** Opening Information shown block **
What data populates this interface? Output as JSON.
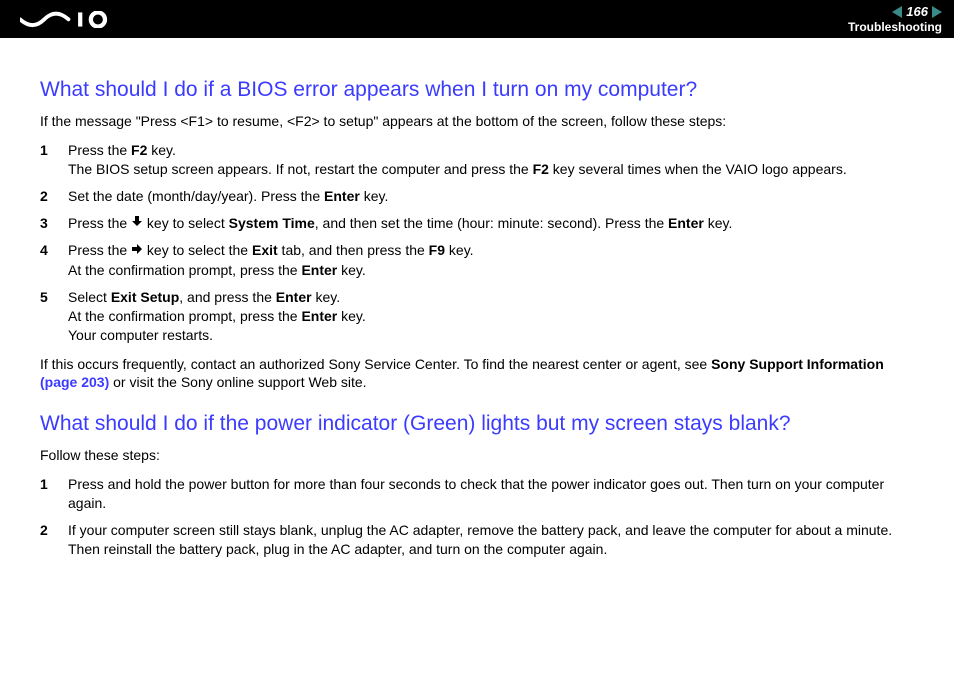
{
  "header": {
    "page_number": "166",
    "section": "Troubleshooting"
  },
  "section1": {
    "heading": "What should I do if a BIOS error appears when I turn on my computer?",
    "intro": "If the message \"Press <F1> to resume, <F2> to setup\" appears at the bottom of the screen, follow these steps:",
    "step1_a": "Press the ",
    "step1_b_bold": "F2",
    "step1_c": " key.",
    "step1_line2_a": "The BIOS setup screen appears. If not, restart the computer and press the ",
    "step1_line2_b_bold": "F2",
    "step1_line2_c": " key several times when the VAIO logo appears.",
    "step2_a": "Set the date (month/day/year). Press the ",
    "step2_b_bold": "Enter",
    "step2_c": " key.",
    "step3_a": "Press the ",
    "step3_b": " key to select ",
    "step3_c_bold": "System Time",
    "step3_d": ", and then set the time (hour: minute: second). Press the ",
    "step3_e_bold": "Enter",
    "step3_f": " key.",
    "step4_a": "Press the ",
    "step4_b": " key to select the ",
    "step4_c_bold": "Exit",
    "step4_d": " tab, and then press the ",
    "step4_e_bold": "F9",
    "step4_f": " key.",
    "step4_line2_a": "At the confirmation prompt, press the ",
    "step4_line2_b_bold": "Enter",
    "step4_line2_c": " key.",
    "step5_a": "Select ",
    "step5_b_bold": "Exit Setup",
    "step5_c": ", and press the ",
    "step5_d_bold": "Enter",
    "step5_e": " key.",
    "step5_line2_a": "At the confirmation prompt, press the ",
    "step5_line2_b_bold": "Enter",
    "step5_line2_c": " key.",
    "step5_line3": "Your computer restarts.",
    "outro_a": "If this occurs frequently, contact an authorized Sony Service Center. To find the nearest center or agent, see ",
    "outro_b_bold": "Sony Support Information ",
    "outro_c_link": "(page 203)",
    "outro_d": " or visit the Sony online support Web site."
  },
  "section2": {
    "heading": "What should I do if the power indicator (Green) lights but my screen stays blank?",
    "intro": "Follow these steps:",
    "step1": "Press and hold the power button for more than four seconds to check that the power indicator goes out. Then turn on your computer again.",
    "step2": "If your computer screen still stays blank, unplug the AC adapter, remove the battery pack, and leave the computer for about a minute. Then reinstall the battery pack, plug in the AC adapter, and turn on the computer again."
  }
}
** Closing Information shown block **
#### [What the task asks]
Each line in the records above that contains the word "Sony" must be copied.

#### [Result]
    "outro_a": "If this occurs frequently, contact an authorized Sony Service Center. To find the nearest center or agent, see ",
    "outro_b_bold": "Sony Support Information ",
    "outro_d": " or visit the Sony online support Web site."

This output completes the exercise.